Sarah Childress Polk was born on September 4th, 1803, in Murfreesboro, Tennessee. Her parents owned a large plantation. She was the third of six children. During her childhood, she attended schools to teach women basic reading, writing, and arithmetic. As a teenager, she was enrolled in an all-female academy in North Carolina known as Moravians’ Salem Academy until her father died.
Sarah met James Polk in school when she was twelve years old and he was nineteen. At the time, he was a clerk of the Tennessee Senate. Years later, he began courting her and they were married in 1795 in North Carolina. She never had children of her own, but she did take in the son of her husband’s brother, named Marshall Tate, who often proved to be a troublemaker. In 1825, after serving as a state Congressman, James was appointed to the United States Congress and moved to Washington D.C., while Sarah stayed in Tennessee. In 1839, James ran for the Governor of Tennessee. During his campaign, Sarah scheduled his speeches, reviewed his press releases, and contacted newspapers. Throughout her husband’s political career, Sarah provided support, operations, and even political advice. In 1845, James won the Presidency and the couple celebrated in Nashville before moving into the White House.
As First Lady, Sarah’s Christian orthodox beliefs made her seem very strict. For instance, she did not approve of business being conducted Sundays. She also stayed away from any events involving gambling, and did not allow dancing in the White House. At the time of the Polk presidency, the Presidential family was expected to fund any social events happening at the White House. Compared to their predecessors, the Tyler’s, the Polk’s were not rich, so there was less opportunity to entertain. Sarah’s low-key, sedate gatherings earned her the nickname “Sahara Sarah.” Sarah, did however, host the nation’s first annual Thanksgiving at the White House.
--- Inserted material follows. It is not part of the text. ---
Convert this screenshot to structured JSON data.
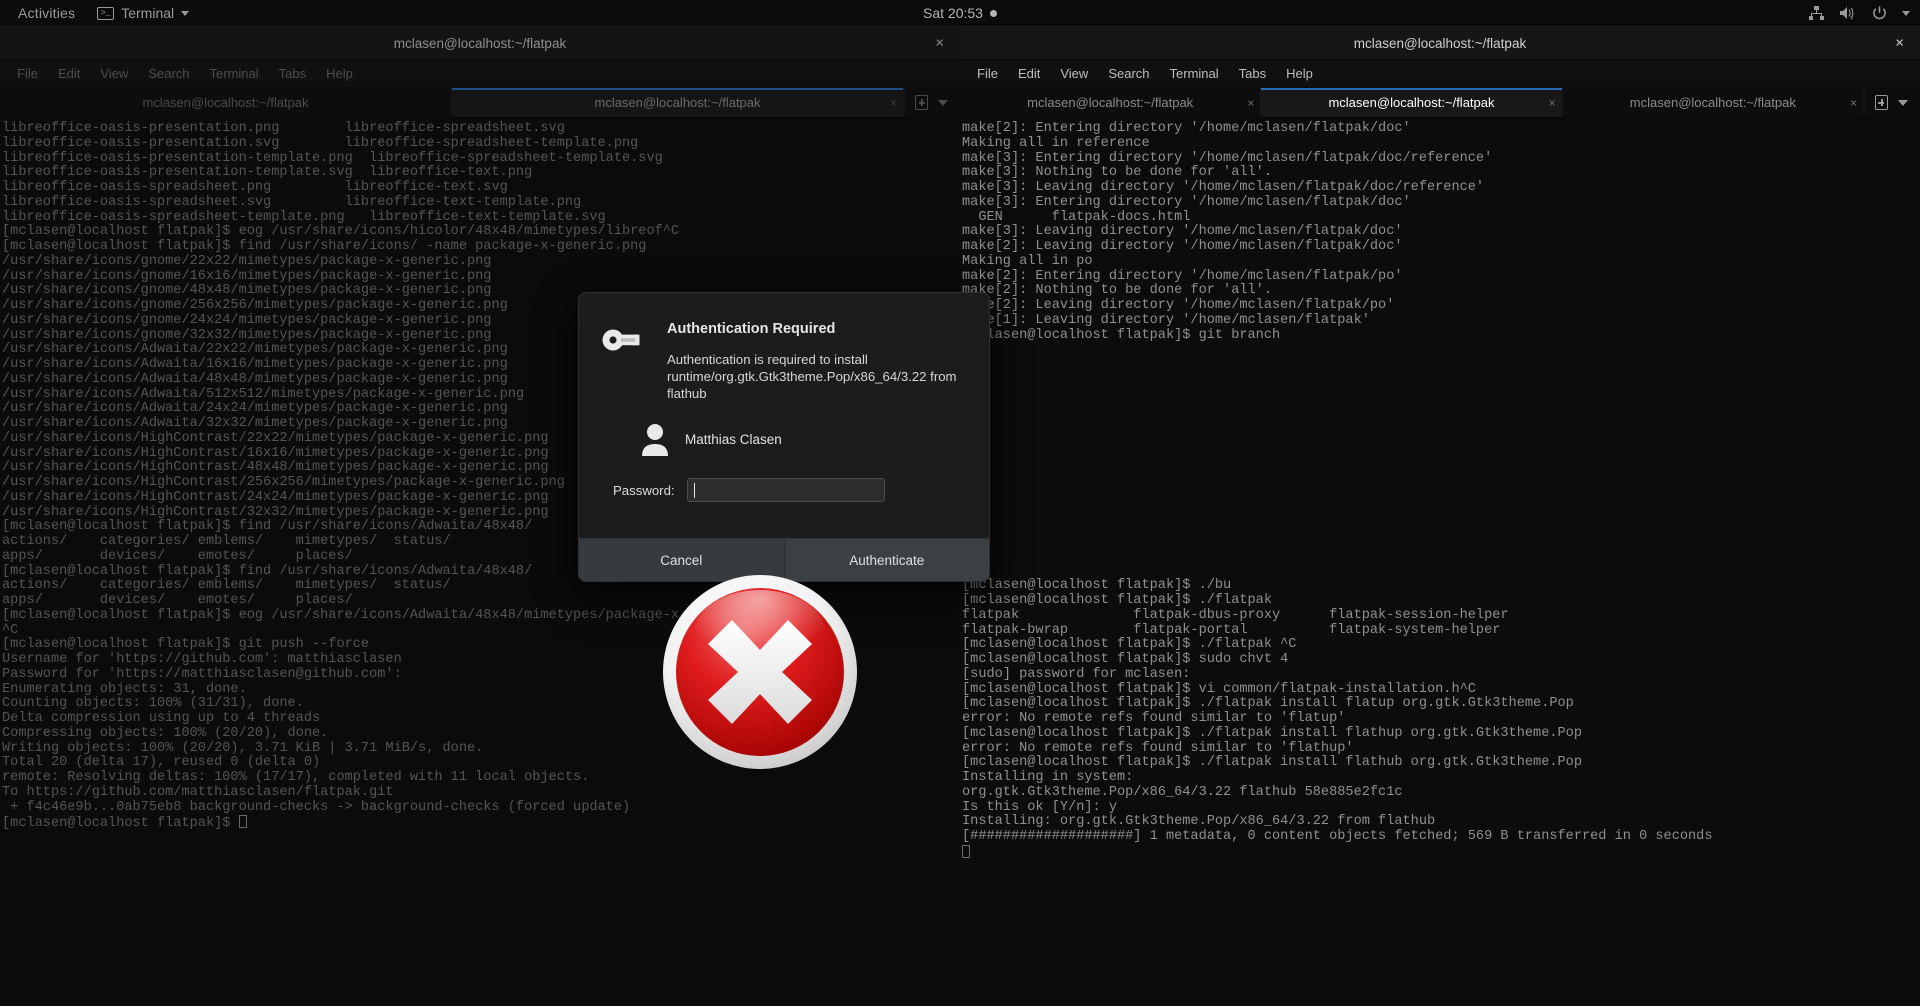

Just three months after departing from the White House to Nashville, James passed away. Sarah was left a widow at forty-five. She stayed in the Polk’s home in Nashville for the rest of her life. Sarah passed away on August 14th, 1891, forty years after her husband’s death. She was a widow for longer than any other First Lady.